DATA TO PROCESS —
· · · · ·

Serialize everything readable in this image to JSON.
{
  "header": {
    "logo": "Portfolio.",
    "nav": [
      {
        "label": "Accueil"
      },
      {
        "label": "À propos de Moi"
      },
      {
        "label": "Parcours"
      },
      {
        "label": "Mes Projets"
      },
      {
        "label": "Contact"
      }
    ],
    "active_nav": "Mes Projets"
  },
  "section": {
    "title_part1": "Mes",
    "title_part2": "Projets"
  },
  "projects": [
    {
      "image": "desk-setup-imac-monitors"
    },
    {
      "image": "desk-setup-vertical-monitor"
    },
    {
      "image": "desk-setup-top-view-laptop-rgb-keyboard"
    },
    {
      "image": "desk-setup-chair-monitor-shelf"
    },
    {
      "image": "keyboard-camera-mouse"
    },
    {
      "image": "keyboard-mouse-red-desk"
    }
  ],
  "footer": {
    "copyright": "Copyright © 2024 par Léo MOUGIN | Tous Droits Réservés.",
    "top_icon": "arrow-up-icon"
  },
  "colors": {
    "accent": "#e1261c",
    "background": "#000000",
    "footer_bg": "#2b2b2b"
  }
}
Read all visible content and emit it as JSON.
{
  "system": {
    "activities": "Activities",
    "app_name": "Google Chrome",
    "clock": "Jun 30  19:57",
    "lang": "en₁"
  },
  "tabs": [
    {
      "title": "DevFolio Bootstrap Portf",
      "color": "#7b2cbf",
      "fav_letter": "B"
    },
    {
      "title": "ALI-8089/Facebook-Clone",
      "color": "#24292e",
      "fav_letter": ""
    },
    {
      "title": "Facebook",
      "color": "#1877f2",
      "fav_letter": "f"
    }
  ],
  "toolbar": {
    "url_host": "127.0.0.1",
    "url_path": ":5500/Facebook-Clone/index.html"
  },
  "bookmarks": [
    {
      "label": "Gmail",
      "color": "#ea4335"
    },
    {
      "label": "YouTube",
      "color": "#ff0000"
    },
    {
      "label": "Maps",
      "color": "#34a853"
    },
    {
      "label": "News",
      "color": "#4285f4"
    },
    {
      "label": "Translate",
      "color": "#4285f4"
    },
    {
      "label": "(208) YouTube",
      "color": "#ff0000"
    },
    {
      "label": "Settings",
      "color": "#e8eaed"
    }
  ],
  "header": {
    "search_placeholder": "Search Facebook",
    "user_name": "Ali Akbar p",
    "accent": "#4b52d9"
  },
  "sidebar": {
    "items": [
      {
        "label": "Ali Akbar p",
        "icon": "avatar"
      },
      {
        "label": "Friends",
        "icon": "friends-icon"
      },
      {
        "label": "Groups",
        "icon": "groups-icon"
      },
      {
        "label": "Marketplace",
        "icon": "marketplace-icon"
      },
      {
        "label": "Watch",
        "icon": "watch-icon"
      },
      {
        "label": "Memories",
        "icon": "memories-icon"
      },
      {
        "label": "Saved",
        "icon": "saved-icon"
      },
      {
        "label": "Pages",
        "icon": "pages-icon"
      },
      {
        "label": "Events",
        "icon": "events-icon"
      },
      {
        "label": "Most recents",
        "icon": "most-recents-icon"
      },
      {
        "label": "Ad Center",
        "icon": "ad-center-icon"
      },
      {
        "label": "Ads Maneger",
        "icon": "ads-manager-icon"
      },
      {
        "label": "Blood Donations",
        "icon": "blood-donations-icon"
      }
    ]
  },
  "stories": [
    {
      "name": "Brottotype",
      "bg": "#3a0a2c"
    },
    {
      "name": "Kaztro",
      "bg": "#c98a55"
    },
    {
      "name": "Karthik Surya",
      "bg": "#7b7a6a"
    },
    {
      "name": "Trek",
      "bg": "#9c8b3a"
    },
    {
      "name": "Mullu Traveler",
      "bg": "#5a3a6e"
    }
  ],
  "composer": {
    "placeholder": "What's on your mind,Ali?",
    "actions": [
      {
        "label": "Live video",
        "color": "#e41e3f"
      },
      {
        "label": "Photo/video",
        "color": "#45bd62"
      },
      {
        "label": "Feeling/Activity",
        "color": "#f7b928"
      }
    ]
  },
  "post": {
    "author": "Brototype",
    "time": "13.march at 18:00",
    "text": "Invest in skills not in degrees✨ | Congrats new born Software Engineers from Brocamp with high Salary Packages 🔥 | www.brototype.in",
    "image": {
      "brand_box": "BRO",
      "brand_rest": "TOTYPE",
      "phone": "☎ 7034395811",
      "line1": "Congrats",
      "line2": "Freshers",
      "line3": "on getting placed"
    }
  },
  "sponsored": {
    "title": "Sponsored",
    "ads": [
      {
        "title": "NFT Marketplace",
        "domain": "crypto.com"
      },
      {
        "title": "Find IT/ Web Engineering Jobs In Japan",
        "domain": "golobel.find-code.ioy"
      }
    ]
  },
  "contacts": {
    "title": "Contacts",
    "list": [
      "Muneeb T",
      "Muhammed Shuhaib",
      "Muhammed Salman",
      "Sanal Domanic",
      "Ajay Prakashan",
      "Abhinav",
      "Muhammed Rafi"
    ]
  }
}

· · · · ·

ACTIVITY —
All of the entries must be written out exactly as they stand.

ANSWER TO THE PROBLEM —
Serialize everything readable in this image to JSON.
{
  "header": {
    "logo": "Portfolio.",
    "nav": [
      {
        "label": "Accueil"
      },
      {
        "label": "À propos de Moi"
      },
      {
        "label": "Parcours"
      },
      {
        "label": "Mes Projets"
      },
      {
        "label": "Contact"
      }
    ],
    "active_nav": "Mes Projets"
  },
  "section": {
    "title_part1": "Mes",
    "title_part2": "Projets"
  },
  "projects": [
    {
      "image": "desk-setup-imac-monitors"
    },
    {
      "image": "desk-setup-vertical-monitor"
    },
    {
      "image": "desk-setup-top-view-laptop-rgb-keyboard"
    },
    {
      "image": "desk-setup-chair-monitor-shelf"
    },
    {
      "image": "keyboard-camera-mouse"
    },
    {
      "image": "keyboard-mouse-red-desk"
    }
  ],
  "footer": {
    "copyright": "Copyright © 2024 par Léo MOUGIN | Tous Droits Réservés.",
    "top_icon": "arrow-up-icon"
  },
  "colors": {
    "accent": "#e1261c",
    "background": "#000000",
    "footer_bg": "#2b2b2b"
  }
}
Read all visible content and emit it as JSON.
{
  "system": {
    "activities": "Activities",
    "app_name": "Google Chrome",
    "clock": "Jun 30  19:57",
    "lang": "en₁"
  },
  "tabs": [
    {
      "title": "DevFolio Bootstrap Portf",
      "color": "#7b2cbf",
      "fav_letter": "B"
    },
    {
      "title": "ALI-8089/Facebook-Clone",
      "color": "#24292e",
      "fav_letter": ""
    },
    {
      "title": "Facebook",
      "color": "#1877f2",
      "fav_letter": "f"
    }
  ],
  "toolbar": {
    "url_host": "127.0.0.1",
    "url_path": ":5500/Facebook-Clone/index.html"
  },
  "bookmarks": [
    {
      "label": "Gmail",
      "color": "#ea4335"
    },
    {
      "label": "YouTube",
      "color": "#ff0000"
    },
    {
      "label": "Maps",
      "color": "#34a853"
    },
    {
      "label": "News",
      "color": "#4285f4"
    },
    {
      "label": "Translate",
      "color": "#4285f4"
    },
    {
      "label": "(208) YouTube",
      "color": "#ff0000"
    },
    {
      "label": "Settings",
      "color": "#e8eaed"
    }
  ],
  "header": {
    "search_placeholder": "Search Facebook",
    "user_name": "Ali Akbar p",
    "accent": "#4b52d9"
  },
  "sidebar": {
    "items": [
      {
        "label": "Ali Akbar p",
        "icon": "avatar"
      },
      {
        "label": "Friends",
        "icon": "friends-icon"
      },
      {
        "label": "Groups",
        "icon": "groups-icon"
      },
      {
        "label": "Marketplace",
        "icon": "marketplace-icon"
      },
      {
        "label": "Watch",
        "icon": "watch-icon"
      },
      {
        "label": "Memories",
        "icon": "memories-icon"
      },
      {
        "label": "Saved",
        "icon": "saved-icon"
      },
      {
        "label": "Pages",
        "icon": "pages-icon"
      },
      {
        "label": "Events",
        "icon": "events-icon"
      },
      {
        "label": "Most recents",
        "icon": "most-recents-icon"
      },
      {
        "label": "Ad Center",
        "icon": "ad-center-icon"
      },
      {
        "label": "Ads Maneger",
        "icon": "ads-manager-icon"
      },
      {
        "label": "Blood Donations",
        "icon": "blood-donations-icon"
      }
    ]
  },
  "stories": [
    {
      "name": "Brottotype",
      "bg": "#3a0a2c"
    },
    {
      "name": "Kaztro",
      "bg": "#c98a55"
    },
    {
      "name": "Karthik Surya",
      "bg": "#7b7a6a"
    },
    {
      "name": "Trek",
      "bg": "#9c8b3a"
    },
    {
      "name": "Mullu Traveler",
      "bg": "#5a3a6e"
    }
  ],
  "composer": {
    "placeholder": "What's on your mind,Ali?",
    "actions": [
      {
        "label": "Live video",
        "color": "#e41e3f"
      },
      {
        "label": "Photo/video",
        "color": "#45bd62"
      },
      {
        "label": "Feeling/Activity",
        "color": "#f7b928"
      }
    ]
  },
  "post": {
    "author": "Brototype",
    "time": "13.march at 18:00",
    "text": "Invest in skills not in degrees✨ | Congrats new born Software Engineers from Brocamp with high Salary Packages 🔥 | www.brototype.in",
    "image": {
      "brand_box": "BRO",
      "brand_rest": "TOTYPE",
      "phone": "☎ 7034395811",
      "line1": "Congrats",
      "line2": "Freshers",
      "line3": "on getting placed"
    }
  },
  "sponsored": {
    "title": "Sponsored",
    "ads": [
      {
        "title": "NFT Marketplace",
        "domain": "crypto.com"
      },
      {
        "title": "Find IT/ Web Engineering Jobs In Japan",
        "domain": "golobel.find-code.ioy"
      }
    ]
  },
  "contacts": {
    "title": "Contacts",
    "list": [
      "Muneeb T",
      "Muhammed Shuhaib",
      "Muhammed Salman",
      "Sanal Domanic",
      "Ajay Prakashan",
      "Abhinav",
      "Muhammed Rafi"
    ]
  }
}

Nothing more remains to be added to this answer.